[Dataset items]
BEGIN
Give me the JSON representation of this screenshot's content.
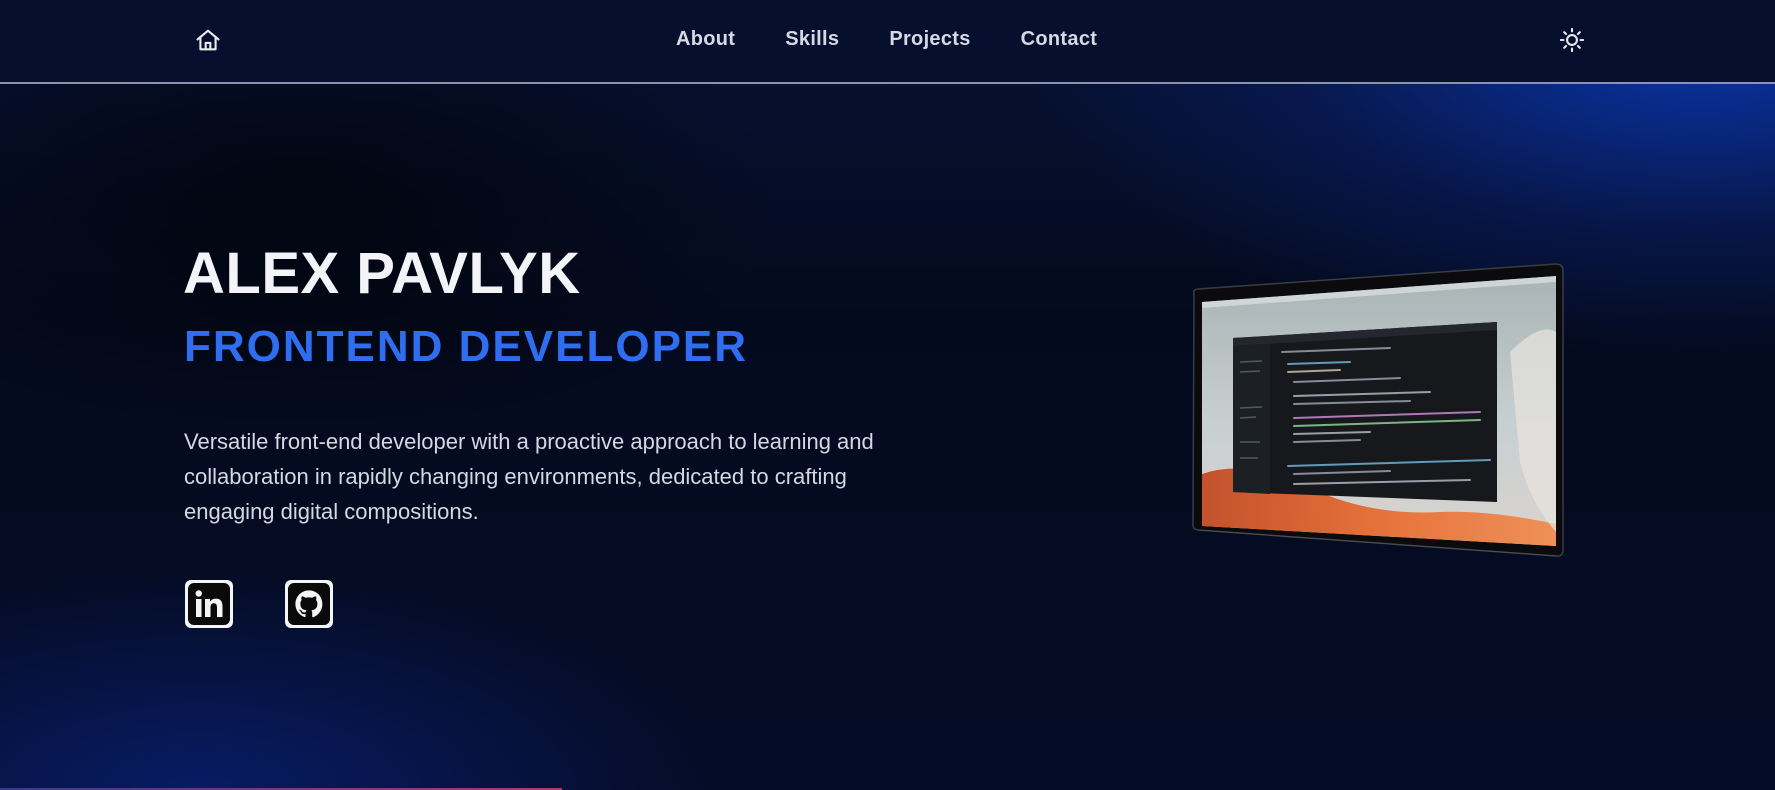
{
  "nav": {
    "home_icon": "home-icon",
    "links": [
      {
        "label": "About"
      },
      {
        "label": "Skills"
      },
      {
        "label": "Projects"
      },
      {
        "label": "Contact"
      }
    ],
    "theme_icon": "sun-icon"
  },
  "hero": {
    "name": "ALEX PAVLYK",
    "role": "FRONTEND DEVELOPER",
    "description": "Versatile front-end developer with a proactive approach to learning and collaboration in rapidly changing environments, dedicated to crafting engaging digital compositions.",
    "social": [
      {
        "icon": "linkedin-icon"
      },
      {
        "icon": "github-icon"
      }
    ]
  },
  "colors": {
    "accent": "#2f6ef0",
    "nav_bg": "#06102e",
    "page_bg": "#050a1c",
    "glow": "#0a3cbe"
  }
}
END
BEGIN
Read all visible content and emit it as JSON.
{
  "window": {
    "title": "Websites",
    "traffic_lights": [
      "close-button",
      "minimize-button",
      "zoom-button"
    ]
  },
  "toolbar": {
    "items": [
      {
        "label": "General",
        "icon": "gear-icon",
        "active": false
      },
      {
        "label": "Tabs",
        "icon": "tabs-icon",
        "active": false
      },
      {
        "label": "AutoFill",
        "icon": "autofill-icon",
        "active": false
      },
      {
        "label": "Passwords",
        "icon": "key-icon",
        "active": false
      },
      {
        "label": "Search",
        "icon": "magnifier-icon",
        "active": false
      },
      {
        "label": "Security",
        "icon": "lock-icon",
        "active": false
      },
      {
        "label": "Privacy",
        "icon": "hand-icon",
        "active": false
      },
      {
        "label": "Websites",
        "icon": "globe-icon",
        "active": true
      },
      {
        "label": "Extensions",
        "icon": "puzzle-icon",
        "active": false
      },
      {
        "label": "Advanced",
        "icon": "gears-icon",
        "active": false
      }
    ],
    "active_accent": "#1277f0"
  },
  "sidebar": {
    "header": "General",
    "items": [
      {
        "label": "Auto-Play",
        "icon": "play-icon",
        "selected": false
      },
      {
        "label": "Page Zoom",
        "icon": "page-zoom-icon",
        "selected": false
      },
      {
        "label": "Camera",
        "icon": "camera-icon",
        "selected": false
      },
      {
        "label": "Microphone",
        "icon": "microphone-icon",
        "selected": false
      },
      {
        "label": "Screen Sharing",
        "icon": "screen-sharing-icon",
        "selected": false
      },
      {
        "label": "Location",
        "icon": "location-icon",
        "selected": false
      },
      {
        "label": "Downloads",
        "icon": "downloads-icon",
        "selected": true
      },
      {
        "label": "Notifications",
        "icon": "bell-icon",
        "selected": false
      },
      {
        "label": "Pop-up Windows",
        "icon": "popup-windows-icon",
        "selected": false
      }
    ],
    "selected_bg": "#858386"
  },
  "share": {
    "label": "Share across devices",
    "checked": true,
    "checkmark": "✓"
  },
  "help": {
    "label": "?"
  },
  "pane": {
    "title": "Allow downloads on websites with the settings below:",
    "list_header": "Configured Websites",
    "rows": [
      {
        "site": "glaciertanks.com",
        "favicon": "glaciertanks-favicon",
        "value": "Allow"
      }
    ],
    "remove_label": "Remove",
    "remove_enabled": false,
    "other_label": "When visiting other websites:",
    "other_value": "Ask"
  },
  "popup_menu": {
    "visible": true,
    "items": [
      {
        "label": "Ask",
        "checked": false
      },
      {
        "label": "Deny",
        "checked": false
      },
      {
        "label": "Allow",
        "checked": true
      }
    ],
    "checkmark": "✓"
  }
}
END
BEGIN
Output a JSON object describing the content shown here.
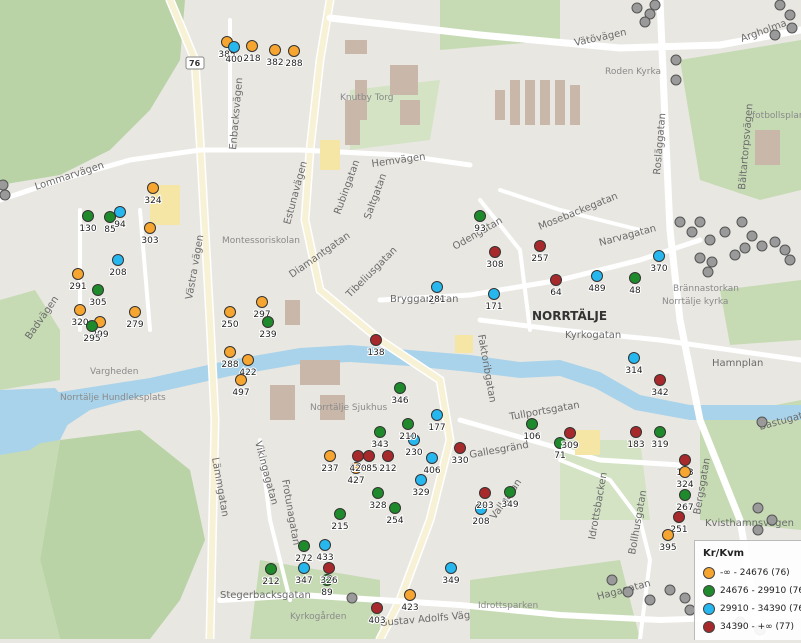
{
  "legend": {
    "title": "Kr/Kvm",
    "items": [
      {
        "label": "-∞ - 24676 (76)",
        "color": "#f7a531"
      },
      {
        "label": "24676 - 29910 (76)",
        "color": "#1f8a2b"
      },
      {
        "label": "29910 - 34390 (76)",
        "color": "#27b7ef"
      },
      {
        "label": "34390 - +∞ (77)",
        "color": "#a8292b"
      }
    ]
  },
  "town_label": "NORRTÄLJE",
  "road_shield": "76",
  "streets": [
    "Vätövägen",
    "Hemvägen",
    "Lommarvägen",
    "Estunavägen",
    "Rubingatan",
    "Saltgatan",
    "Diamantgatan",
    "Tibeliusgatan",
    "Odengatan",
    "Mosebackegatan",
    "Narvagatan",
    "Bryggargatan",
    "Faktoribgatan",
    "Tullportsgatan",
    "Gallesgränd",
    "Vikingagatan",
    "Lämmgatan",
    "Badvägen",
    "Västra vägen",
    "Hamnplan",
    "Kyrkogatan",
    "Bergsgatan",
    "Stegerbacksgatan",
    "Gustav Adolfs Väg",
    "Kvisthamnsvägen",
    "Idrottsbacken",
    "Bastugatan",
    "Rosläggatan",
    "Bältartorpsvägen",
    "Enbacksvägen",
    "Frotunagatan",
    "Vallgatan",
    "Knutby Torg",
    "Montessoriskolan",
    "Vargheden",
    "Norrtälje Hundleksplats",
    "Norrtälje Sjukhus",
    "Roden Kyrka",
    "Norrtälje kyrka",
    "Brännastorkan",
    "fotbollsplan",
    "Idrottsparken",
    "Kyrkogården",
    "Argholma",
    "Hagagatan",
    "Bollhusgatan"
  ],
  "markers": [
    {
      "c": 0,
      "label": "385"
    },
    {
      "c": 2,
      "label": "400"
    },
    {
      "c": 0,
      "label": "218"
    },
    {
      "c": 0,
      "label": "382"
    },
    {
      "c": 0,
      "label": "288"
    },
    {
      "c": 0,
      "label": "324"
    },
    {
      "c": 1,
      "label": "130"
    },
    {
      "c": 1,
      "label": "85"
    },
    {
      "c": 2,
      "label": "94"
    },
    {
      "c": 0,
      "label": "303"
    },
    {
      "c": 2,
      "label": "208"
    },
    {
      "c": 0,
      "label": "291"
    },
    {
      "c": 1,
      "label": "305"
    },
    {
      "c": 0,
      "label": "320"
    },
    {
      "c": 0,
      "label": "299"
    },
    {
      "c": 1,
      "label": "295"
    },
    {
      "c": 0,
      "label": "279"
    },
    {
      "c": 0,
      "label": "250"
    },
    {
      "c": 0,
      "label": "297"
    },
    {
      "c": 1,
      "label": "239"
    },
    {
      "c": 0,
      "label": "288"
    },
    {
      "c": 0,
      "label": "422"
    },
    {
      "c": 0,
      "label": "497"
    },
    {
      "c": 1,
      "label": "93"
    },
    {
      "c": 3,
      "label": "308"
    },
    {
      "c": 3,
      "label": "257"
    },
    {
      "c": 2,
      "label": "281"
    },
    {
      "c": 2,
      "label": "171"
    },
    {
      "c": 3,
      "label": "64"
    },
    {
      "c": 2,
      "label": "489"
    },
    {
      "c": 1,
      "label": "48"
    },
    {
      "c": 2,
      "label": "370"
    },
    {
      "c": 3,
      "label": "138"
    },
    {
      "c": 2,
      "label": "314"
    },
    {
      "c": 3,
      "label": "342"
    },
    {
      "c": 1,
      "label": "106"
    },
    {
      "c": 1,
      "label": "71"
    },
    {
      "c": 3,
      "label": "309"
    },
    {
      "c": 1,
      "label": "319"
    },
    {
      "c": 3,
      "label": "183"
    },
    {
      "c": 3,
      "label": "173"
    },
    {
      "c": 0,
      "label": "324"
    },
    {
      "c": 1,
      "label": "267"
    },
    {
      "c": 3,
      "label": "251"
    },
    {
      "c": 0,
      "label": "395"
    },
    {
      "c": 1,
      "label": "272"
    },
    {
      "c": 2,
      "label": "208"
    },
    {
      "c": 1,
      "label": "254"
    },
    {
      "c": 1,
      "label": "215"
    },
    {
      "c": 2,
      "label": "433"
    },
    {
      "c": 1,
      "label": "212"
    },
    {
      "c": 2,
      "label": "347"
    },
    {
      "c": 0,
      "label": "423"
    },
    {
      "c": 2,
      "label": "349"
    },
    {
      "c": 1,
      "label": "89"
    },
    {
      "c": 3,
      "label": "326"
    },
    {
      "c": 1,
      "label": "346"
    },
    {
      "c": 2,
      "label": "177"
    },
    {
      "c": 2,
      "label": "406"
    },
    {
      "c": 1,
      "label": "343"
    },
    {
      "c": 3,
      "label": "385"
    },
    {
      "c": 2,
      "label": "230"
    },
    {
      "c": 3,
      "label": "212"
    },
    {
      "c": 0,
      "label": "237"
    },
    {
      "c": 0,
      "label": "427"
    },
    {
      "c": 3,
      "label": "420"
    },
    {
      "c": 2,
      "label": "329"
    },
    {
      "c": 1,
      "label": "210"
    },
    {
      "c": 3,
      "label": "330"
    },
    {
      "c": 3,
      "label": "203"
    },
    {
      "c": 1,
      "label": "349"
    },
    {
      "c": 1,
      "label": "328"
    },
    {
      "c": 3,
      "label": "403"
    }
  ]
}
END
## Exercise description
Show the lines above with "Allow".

## Solution to the problem
    "title": "Allow downloads on websites with the settings below:",
        "value": "Allow"
        "label": "Allow",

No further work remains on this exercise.